Jeremy Newmark and Mike Katz appeared to be on course to spring huge upsets by taking the seats after counting got underway but it’s believed postal votes took the Tory incumbents over the line.
Freer defeated Newmark by just over 1,600 votes, seeing his majority sink from over 5,000 two year ago. Offord clung on by around 700 votes after a fraught campaign in which he was attacked for backing Brexit and publicly accused by a widow of ignoring her husband’s written appeal on benefits.
Freer, one of the Jewish community’s greatest friends in Parliament, said it wasn’t looking good for him at one point in the night but told Jewish News it was “pleasing” to have been re-elected for a third time. He admitted to “disappointment” about the reduced majority and to have lost parliamentary colleagues while saying “clearly” Newmark had fought a good campaign.
He added: “The indication on the doorstep was the Jewish community was remaining loyal to me for which I’m very grateful. It’s a good feeling to have my work for my constituents recognised.”
Asked if the national campaign had become a liability, he said it is difficult to find a formula that works as well “in London and Carlisle”, but insisted Theresa May would still be able to lead Brexit negotiations in less than two weeks.
Newmark said: “To reduce Freer’s majority by such a margin is a signal that key messages of my campaign that people in Finchley and Golders Green are worried about the politics of resentment and intolerance that comes as part and parcel of the Brexit debate.

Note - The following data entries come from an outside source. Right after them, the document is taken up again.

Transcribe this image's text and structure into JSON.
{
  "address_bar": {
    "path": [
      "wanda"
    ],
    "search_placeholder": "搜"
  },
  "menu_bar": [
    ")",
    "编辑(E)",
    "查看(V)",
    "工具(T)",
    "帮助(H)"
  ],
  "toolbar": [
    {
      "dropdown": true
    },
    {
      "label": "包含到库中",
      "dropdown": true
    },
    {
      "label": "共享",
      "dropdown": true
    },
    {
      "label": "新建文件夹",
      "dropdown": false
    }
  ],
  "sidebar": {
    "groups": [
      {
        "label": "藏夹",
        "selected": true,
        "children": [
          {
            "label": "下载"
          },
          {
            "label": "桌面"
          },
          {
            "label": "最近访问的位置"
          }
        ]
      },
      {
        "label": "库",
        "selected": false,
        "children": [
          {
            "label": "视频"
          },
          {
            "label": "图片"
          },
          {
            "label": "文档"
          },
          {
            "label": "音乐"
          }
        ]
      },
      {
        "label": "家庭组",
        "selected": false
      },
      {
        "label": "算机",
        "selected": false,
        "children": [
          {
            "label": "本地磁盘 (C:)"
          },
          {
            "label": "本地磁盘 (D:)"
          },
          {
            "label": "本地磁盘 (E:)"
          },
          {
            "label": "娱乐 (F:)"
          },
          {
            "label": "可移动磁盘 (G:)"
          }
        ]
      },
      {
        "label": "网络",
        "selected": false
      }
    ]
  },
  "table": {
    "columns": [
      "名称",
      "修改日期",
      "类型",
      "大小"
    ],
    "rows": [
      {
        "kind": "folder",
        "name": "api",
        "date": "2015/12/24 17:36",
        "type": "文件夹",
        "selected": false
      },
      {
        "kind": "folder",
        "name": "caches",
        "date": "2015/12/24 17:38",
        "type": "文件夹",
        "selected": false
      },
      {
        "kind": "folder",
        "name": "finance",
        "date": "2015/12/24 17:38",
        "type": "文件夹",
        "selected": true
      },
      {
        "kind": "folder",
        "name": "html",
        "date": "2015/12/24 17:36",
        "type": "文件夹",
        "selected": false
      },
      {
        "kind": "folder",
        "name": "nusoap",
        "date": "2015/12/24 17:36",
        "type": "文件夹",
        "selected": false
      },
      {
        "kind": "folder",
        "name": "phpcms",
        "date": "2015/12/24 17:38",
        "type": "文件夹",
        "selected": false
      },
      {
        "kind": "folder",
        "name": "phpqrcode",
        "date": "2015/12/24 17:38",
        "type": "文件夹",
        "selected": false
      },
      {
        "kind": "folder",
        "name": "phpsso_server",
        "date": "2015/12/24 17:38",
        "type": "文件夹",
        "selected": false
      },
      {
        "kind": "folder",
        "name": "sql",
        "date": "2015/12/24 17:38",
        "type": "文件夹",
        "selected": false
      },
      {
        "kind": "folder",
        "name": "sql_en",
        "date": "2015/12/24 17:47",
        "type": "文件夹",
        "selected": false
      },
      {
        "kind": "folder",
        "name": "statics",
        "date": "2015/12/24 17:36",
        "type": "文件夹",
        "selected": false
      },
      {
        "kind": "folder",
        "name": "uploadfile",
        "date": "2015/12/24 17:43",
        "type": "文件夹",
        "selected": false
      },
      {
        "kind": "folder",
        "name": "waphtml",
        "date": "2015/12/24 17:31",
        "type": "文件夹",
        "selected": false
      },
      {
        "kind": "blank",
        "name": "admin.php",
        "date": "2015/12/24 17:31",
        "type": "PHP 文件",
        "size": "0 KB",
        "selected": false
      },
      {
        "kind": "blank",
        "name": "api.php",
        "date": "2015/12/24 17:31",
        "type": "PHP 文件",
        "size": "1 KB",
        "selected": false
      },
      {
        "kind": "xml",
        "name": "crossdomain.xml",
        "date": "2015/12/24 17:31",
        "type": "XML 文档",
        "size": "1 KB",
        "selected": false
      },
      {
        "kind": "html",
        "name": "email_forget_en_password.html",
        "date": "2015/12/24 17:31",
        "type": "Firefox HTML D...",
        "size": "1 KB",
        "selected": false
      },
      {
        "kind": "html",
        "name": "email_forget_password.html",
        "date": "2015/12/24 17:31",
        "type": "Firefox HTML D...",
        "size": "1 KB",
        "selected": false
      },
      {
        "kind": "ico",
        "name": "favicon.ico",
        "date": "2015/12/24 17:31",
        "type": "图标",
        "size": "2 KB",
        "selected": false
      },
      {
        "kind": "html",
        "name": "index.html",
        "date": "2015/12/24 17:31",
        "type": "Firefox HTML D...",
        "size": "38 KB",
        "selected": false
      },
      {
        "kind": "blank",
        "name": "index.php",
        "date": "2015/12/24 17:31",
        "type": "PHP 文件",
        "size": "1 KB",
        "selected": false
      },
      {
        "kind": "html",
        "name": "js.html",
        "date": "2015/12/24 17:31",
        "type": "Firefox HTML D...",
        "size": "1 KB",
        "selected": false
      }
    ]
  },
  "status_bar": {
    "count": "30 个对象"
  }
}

That people here want to protect local schools and invest in world-class education.”
He pledged: “I will continue to fight racism and ant-Semitism in society, in Parliament and, if necessary, in my own party; the results across Barnet indicate that many people think it is.”
Newmark split opinion when he announced his candidature to try to unseat one of the community’s key allies.
In Chipping Barnet, former Northern Ireland Secretary almost saw her 7000 majority wiped out, but just hung on to defeat Labour rival Emma Whysall by 353 votes.